[Extracted data entries]
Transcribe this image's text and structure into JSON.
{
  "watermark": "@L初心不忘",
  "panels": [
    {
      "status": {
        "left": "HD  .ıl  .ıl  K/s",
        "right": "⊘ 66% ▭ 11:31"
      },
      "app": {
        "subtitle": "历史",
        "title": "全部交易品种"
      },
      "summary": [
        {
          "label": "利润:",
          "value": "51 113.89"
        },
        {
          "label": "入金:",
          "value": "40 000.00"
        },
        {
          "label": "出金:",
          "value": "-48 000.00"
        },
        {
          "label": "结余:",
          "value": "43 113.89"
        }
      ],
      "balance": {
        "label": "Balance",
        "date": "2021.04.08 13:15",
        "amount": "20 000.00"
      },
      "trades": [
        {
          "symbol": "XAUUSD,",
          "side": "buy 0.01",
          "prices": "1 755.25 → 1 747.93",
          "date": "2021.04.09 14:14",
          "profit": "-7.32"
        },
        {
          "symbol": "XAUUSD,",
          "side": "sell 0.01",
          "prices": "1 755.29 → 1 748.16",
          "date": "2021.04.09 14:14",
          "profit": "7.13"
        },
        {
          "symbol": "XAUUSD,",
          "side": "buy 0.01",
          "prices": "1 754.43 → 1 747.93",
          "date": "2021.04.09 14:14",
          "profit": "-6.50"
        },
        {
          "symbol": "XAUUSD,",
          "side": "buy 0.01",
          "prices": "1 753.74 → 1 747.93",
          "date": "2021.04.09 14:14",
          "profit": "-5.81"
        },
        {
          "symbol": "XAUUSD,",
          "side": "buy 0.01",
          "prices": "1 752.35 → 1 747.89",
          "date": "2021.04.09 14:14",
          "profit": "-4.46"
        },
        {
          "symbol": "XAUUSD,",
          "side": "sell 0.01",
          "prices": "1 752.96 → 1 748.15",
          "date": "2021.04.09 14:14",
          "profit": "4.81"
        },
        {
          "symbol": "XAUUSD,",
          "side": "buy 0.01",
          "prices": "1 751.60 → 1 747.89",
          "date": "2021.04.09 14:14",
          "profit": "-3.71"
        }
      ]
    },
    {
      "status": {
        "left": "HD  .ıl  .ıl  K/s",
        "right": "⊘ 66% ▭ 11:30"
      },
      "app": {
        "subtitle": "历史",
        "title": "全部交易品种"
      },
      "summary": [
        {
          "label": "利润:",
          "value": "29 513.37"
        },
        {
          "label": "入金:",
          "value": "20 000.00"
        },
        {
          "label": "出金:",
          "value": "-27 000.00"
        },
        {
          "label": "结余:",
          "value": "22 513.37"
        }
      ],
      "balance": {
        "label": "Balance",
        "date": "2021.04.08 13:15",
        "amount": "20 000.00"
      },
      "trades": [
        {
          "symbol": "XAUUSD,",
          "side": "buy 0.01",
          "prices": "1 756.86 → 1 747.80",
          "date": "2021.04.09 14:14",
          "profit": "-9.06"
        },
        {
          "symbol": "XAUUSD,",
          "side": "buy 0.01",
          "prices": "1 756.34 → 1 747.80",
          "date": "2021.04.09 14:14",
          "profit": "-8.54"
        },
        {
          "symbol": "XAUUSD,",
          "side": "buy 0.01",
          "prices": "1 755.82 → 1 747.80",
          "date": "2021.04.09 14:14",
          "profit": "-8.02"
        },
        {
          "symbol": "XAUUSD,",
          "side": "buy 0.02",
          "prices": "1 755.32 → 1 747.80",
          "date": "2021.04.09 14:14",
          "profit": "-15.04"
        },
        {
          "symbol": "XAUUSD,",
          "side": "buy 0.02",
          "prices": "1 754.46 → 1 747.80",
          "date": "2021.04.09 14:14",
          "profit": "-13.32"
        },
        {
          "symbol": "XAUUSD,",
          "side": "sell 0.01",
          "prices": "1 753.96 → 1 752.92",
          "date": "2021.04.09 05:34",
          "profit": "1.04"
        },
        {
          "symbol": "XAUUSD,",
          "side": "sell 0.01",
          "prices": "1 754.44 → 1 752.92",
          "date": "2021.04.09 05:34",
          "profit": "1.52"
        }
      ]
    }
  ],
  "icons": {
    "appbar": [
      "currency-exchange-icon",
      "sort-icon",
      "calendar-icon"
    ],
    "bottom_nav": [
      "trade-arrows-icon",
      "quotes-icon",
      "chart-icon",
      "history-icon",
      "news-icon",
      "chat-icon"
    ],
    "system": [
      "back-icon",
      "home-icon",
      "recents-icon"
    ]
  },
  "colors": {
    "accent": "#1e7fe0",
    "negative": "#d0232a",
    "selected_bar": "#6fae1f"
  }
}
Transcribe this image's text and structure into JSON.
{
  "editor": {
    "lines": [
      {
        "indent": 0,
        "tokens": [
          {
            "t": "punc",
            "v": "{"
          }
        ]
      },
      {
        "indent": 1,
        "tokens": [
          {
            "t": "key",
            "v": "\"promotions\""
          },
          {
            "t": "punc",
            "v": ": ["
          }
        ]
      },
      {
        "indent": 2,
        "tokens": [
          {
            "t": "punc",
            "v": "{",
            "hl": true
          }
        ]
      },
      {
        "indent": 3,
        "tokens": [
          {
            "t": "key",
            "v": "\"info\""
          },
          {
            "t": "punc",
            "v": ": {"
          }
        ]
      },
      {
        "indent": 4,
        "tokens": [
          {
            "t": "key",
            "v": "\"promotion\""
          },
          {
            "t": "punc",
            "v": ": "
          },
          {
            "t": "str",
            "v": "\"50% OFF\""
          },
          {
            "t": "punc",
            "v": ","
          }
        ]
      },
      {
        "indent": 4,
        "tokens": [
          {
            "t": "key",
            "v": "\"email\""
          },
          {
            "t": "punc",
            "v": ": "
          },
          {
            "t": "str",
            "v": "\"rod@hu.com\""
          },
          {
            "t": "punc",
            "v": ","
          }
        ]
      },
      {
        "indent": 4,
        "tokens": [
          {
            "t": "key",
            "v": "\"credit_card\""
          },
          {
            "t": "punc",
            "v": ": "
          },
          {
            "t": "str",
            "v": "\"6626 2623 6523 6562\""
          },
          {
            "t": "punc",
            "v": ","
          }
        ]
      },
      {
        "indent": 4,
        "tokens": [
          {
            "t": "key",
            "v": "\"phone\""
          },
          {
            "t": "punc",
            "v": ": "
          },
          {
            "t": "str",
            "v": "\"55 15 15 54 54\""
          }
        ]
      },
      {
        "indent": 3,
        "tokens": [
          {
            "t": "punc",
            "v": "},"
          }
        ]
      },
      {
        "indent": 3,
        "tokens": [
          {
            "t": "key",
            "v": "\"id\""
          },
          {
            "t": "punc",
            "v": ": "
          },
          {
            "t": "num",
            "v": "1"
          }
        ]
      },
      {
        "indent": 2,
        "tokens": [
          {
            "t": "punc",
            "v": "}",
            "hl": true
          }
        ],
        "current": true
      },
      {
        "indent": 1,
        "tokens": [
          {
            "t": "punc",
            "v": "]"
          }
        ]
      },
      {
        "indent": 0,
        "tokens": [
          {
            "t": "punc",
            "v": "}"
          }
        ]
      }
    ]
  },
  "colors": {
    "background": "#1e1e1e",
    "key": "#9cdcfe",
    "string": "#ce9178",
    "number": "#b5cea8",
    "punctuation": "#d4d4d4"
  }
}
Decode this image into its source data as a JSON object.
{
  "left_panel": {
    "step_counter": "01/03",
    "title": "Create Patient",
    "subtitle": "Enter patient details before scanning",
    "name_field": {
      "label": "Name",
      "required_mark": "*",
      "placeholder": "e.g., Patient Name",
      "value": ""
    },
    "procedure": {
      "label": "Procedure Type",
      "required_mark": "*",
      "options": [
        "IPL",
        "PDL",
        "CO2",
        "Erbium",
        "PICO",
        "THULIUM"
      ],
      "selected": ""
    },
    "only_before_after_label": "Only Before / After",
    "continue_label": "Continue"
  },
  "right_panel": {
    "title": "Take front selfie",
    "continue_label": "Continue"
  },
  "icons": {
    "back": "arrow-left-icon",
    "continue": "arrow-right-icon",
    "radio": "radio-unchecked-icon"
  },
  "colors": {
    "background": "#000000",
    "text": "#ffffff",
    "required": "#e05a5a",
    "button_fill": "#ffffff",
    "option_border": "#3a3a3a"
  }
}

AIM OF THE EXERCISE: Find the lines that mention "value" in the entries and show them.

RESULT:
          "value": "51 113.89"
          "value": "40 000.00"
          "value": "-48 000.00"
          "value": "43 113.89"
          "value": "29 513.37"
          "value": "20 000.00"
          "value": "-27 000.00"
          "value": "22 513.37"
      "value": ""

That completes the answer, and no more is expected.